City court workers in an Atlanta suburb will undergo sensitivity training and post courtroom dress code signs after police arrested a Muslim woman for refusing to remove her religious headscarf before attending a hearing.
ATLANTA — City court workers in an Atlanta suburb will undergo sensitivity training and post courtroom dress code signs after police arrested a Muslim woman for refusing to remove her religious headscarf before attending a hearing.
A judge ordered Lisa Valentine, 40, to serve 10 days in jail for contempt of court after the Dec. 16 incident. She was released in less than a day.
Muslim rights activists have asked the Department of Justice to investigate the incident that triggered a protest in Douglasville, a city of about 20,000 people on Atlanta's west suburban outskirts.
Council on American-Islamic Relations spokesman Ibrahim Hooper said Wednesday the training doesn't address the problem.

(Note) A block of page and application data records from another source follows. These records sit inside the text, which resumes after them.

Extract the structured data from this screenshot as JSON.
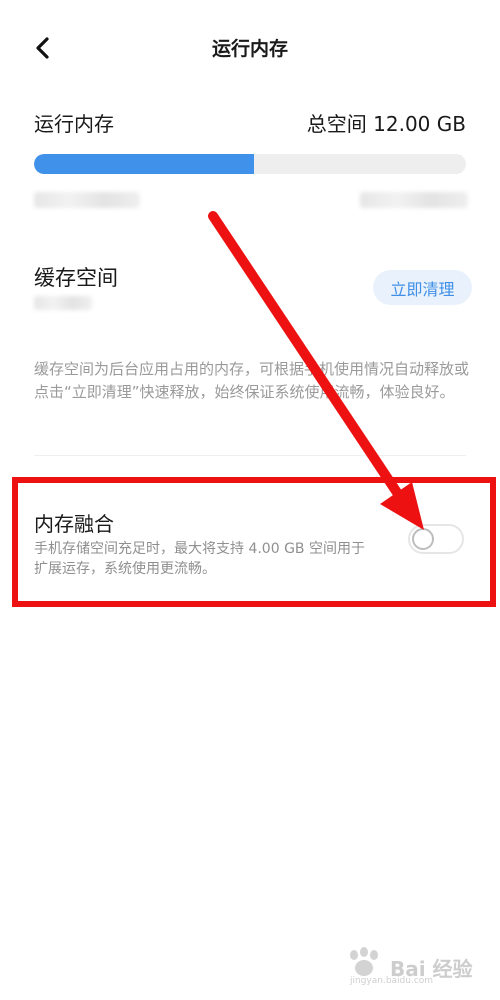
{
  "header": {
    "title": "运行内存",
    "back_icon": "chevron-left-icon"
  },
  "memory": {
    "title": "运行内存",
    "total_label": "总空间 12.00 GB",
    "usage_fraction": 0.51,
    "accent_color": "#3f91ea"
  },
  "cache": {
    "title": "缓存空间",
    "clean_button_label": "立即清理",
    "description": "缓存空间为后台应用占用的内存，可根据手机使用情况自动释放或点击“立即清理”快速释放，始终保证系统使用流畅，体验良好。"
  },
  "memory_fusion": {
    "title": "内存融合",
    "description": "手机存储空间充足时，最大将支持 4.00 GB 空间用于扩展运存，系统使用更流畅。",
    "enabled": false
  },
  "annotation": {
    "highlight_color": "#ee1111"
  },
  "watermark": {
    "text": "Bai 经验",
    "sub_text": "jingyan.baidu.com"
  }
}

"We can deal with whether people knew about policies or whether they handled things correctly, but the bottom line is, can a Muslim woman walk into this courtroom wearing religious attire?" he said.
In a news release this week, the city police department acknowledged that while courtroom rules restrict headgear, Municipal Court Judge Keith Rollins has made accommodations for religious reasons, such as hearing cases outside the courtroom.
Officials admonished the officer who detained Valentine for not "seeking an accommodation that would preserve the spirit of the law." It's unclear whether the officer was punished.
Chief Joe Whisenant characterized the incident as a miscommunication.
"It's not our intent to embarrass anybody and we're taking all steps we think are reasonable to make sure this doesn't happen again," Whisenant said.
All police officers and some city employees who work with the court will be trained on court restrictions and special accommodations, and will post courtroom decorum rules, police said. Rollins also is expected to undergo the training, said Gary Sparks, deputy police chief of administration.
Akil Secret, an attorney representing Valentine, said a lawsuit is likely.
Meanwhile, police dispute details of the incident.
Valentine said she was accompanying her nephew to a traffic citation hearing when officials stopped her at the metal detector and told her she couldn't enter the courtroom with the headscarf, known as a hijab.
Valentine said she objected and turned to leave, but officers stopped her.
She later was brought before Rollins, who ordered her held for contempt of court.
Rollins did not return a call from The Associated Press Wednesday.
But a department news release says Valentine argued with authorities, called the judge racist and repeated expletives until an officer grabbed her wrist.
Authorities say Rollins found her in contempt for fighting with one of the officers, not for wearing a scarf. However, police released Valentine after Whisenant determined there had not been a fight.
Last year, a judge in Valdosta in southern Georgia barred a Muslim woman from entering a courtroom because she would not remove her headscarf.